With a drag coefficient (Cd) value of 0.27, the aerodynamic experts at Mercedes-Benz succeeded in creating another masterpiece with the A-Class. And the A 180 BlueEFFICIENCY Edition due to follow later is even able to exceed this record for hatchback vehicles: thanks to a number of aerodynamic enhancements, this beacon of efficiency achieves a Cd value of 0.26.
Countless flow simulation studies on the computer and a great deal of fine tuning in the wind tunnel resulted in a clear goal: to enhance the basic shape of the A-Class design further, with a view to achieving an exceptional drag coefficient. This is no easy task, particularly for a hatchback model with a short rear overhang. But an improvement in the Cd value of just one hundredth will reduce fuel consumption by one tenth of a litre per 100 km when driving on the motorway at approx. 120 km/h. Based on NEDC figures, this corresponds to a CO2 reduction of one gram per kilometre.
With a Cd value of 0.27 and a frontal area of 2.20 m2, the drag area (CdA) is less than 0.6 m2 – a benchmark figure for hatchback vehicles in this segment.
The detailed work behind this development is highlighted by the following examples:
The distinctive side spoilers next to the rear window ("finlets") help
to create a run-on design which significantly reduces the disruptive longitudinal vortices generated at the D-pillars.
Flow losses at the front wheel arches have been reduced substantially with the aid of patented serrated wheel spoilers at front and rear, slots in the wheel arches and optimised hub caps. These measures result in improved wind flow around the wheel arches.
The A-Class has an adjustable radiator shutter, already familiar in larger model series. The louvres behind the radiator grille are for the most part closed when there is no specific need for cooling air.
The underbody has also been aerodynamically enhanced: the main floor panel features extensive cladding up to the rear wheel arch, followed by additional cladding of the rear axle. The rear silencer has also undergone aerodynamic optimisation.
The new A-Class features exterior mirrors which have been optimised in terms of a number of details and already proven their excellent aerodynamic properties in large model series such as the S, E and C-Class, and also the B-Class. The position of the exterior mirror is adjusted in respect of the A-pillar in such a way that the airflow is directed along the side window without any significant interference or disruption.
The exterior mirrors and the low stepped height of the A-pillars reflect the fact that the work conducted in the wind tunnel was not just about optimising the flow conditions, but also about minimising wind noise. And in addition to aerodynamics and aeroacoustics, there is often another discipline to consider: in terms of water management too, the flow around the exterior mirrors and the A-pillars also has to be optimised in the wind tunnel in order to guarantee good visibility is maintained towards the rear and at the sides during wet weather.

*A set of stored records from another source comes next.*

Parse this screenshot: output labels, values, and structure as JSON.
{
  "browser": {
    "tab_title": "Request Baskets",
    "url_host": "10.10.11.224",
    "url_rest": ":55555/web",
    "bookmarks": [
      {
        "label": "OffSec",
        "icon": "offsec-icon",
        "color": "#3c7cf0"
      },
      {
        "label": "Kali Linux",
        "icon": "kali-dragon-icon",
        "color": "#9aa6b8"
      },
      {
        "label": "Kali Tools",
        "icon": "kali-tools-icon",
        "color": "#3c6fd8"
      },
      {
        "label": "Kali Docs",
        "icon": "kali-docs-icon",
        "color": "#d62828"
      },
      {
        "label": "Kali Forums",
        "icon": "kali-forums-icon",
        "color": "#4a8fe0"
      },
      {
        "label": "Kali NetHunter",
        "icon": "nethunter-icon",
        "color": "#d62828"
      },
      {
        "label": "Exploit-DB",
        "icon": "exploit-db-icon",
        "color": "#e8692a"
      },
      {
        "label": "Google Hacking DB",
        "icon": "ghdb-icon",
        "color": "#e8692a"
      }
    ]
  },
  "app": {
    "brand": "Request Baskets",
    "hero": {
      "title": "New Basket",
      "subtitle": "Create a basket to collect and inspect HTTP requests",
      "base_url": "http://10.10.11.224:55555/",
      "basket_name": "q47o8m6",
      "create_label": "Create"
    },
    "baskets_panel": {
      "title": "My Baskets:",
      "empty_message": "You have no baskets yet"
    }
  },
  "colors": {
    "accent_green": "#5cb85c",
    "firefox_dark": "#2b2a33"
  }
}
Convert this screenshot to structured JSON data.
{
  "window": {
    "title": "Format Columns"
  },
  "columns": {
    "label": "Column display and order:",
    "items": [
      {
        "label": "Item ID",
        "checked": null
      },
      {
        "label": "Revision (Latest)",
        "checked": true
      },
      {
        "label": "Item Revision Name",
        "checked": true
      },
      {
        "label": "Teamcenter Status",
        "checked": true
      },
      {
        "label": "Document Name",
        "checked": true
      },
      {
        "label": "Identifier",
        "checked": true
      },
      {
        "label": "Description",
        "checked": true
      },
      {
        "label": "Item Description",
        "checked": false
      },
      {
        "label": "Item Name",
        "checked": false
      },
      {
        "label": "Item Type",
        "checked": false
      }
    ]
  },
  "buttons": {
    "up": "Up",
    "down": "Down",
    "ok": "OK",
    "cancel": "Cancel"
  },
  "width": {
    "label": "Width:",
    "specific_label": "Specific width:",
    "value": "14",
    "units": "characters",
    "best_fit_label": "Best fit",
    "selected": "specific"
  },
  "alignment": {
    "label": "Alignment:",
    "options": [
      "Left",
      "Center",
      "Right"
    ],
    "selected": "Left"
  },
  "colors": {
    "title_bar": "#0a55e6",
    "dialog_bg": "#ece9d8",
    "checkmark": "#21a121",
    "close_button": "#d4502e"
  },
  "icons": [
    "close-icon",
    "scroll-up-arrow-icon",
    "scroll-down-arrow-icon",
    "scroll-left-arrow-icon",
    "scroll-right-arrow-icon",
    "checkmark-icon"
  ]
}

More than with previous model series, in the case of the A-Class the aerodynamics experts at Mercedes-Benz made particular use of flow simulation (CFD, Computational Fluid Dynamics): each component was first improved over several cycles using flow simulation before having its aerodynamic properties put to the test in the wind tunnel.
Digital flow simulation is based on so-called finite volumes as a mathematical model. A volume net is formed from around 60 million hexahedrons, or cubes, and is based around the CAD data of the new A-Class. This enables the driving cycle to be simulated over a free area in a large virtual wind tunnel. The Mercedes engineers generate the airflow using a predetermined turbulence level.
Setting new standards in terms of Cd value and consumption: BlueEFFICIENCY Edition
Due to follow later is the A 180 CDI BlueEFFICIENCY Edition boasting even better consumption levels. It is among the most efficient vehicles of its class: thanks to a series of additional aerodynamic optimisation measures, it has been possible to reduce its Cd value from 0.27 (standard model) to 0.26.
These measures include:
partially covering the upper part of the radiator grille
aerodynamically shaped spring link coverings to improve the underbody airflow at the rear axle
lowering of the suspension by 15 mm